WORK TO COMPLETE: Where the word "name" appears in a line below, copy the whole line.

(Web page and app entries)
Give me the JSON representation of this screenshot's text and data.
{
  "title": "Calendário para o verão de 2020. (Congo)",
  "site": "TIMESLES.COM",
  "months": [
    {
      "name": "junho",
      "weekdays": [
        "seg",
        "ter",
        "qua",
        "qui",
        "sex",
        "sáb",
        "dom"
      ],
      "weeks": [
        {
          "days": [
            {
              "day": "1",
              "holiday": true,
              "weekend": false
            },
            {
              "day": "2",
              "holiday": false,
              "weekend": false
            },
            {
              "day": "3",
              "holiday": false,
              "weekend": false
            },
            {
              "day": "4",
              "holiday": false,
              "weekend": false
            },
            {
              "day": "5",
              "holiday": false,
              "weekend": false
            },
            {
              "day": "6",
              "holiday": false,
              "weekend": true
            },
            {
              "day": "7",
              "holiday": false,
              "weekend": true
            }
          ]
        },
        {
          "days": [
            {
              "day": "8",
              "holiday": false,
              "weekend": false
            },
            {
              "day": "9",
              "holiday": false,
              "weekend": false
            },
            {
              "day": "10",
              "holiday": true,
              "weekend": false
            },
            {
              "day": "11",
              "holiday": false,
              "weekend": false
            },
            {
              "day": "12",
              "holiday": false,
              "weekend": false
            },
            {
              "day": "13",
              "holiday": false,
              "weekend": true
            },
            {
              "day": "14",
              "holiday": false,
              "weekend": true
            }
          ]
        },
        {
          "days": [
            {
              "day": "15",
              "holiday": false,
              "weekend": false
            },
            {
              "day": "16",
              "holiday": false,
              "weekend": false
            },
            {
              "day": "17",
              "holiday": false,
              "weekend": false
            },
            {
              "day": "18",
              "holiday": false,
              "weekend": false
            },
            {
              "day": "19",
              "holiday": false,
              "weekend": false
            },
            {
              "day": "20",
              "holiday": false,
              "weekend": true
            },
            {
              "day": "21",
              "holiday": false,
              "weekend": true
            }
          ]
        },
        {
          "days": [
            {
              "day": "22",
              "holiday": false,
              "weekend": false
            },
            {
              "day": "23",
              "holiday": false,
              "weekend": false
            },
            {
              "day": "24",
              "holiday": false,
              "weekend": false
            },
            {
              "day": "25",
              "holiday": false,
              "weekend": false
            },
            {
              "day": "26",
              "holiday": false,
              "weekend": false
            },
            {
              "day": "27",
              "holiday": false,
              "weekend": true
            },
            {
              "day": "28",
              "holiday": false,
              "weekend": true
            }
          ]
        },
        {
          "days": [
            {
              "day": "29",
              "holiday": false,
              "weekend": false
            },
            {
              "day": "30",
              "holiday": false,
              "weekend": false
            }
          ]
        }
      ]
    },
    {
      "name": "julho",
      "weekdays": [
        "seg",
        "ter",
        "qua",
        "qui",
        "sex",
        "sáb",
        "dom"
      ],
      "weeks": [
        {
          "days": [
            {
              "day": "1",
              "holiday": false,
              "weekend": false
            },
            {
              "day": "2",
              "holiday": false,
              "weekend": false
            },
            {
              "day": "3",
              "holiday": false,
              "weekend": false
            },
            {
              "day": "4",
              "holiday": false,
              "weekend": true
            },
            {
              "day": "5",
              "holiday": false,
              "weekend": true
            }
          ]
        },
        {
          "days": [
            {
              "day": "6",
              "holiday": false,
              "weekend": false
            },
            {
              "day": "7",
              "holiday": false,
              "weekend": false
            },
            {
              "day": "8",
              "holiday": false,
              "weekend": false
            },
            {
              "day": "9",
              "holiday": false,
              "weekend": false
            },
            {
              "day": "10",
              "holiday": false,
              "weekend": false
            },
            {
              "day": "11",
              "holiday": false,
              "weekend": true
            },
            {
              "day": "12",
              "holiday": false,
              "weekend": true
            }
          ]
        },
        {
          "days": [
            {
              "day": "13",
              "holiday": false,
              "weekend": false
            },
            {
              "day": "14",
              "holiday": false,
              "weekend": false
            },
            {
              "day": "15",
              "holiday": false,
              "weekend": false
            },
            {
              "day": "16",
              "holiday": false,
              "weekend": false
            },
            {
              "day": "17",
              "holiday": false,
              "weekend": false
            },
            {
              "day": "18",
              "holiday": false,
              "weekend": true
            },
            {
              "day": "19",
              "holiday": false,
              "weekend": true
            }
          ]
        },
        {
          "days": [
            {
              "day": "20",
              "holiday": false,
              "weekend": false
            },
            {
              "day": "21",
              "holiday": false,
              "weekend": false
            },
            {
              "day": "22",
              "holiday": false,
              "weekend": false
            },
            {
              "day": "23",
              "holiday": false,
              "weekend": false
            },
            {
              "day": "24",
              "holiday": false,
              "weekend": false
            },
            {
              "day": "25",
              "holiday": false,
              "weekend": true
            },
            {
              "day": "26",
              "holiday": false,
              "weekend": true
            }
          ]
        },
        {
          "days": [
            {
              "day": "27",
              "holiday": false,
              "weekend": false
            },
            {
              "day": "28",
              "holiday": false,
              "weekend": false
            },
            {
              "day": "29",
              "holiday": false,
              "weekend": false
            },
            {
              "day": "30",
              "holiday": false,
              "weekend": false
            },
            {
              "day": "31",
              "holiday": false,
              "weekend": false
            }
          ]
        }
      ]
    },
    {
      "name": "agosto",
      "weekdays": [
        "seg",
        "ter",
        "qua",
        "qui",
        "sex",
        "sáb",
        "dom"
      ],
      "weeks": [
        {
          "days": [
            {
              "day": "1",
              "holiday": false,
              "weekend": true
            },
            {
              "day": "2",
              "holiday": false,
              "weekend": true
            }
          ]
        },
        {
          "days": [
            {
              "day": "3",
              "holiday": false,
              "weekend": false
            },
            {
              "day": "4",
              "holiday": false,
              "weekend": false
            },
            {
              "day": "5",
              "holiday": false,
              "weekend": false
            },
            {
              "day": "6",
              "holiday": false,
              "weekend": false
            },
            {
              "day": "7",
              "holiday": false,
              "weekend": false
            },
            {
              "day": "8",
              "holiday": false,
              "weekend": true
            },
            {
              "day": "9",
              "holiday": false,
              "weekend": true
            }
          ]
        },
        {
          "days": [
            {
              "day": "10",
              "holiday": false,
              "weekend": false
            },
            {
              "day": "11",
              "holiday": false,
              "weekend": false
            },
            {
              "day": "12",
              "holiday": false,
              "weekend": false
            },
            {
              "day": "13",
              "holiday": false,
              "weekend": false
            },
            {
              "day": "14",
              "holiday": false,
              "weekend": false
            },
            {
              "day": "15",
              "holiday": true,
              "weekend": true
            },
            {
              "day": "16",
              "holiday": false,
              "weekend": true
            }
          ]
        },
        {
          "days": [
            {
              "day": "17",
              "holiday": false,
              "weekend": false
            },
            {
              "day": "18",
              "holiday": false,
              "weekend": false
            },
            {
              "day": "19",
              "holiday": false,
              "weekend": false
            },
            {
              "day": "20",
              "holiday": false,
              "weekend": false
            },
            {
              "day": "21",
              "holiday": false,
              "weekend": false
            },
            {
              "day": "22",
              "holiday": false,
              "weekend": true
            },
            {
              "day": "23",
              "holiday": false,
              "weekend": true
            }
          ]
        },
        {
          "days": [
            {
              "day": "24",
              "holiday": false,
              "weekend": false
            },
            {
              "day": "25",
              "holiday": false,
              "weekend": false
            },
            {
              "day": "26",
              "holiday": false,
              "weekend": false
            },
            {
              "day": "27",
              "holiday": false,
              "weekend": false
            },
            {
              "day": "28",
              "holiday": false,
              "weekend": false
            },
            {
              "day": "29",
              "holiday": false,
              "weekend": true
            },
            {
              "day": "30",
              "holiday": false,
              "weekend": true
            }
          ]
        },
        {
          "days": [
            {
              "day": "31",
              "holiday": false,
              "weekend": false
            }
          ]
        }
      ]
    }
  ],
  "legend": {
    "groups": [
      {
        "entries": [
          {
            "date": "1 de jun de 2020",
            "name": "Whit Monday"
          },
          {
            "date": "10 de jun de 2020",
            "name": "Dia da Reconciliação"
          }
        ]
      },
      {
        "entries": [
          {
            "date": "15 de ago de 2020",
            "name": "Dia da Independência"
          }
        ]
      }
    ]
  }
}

REPLY TO THE EXERCISE:
      "name": "junho",
      "name": "julho",
      "name": "agosto",
            "name": "Whit Monday"
            "name": "Dia da Reconciliação"
            "name": "Dia da Independência"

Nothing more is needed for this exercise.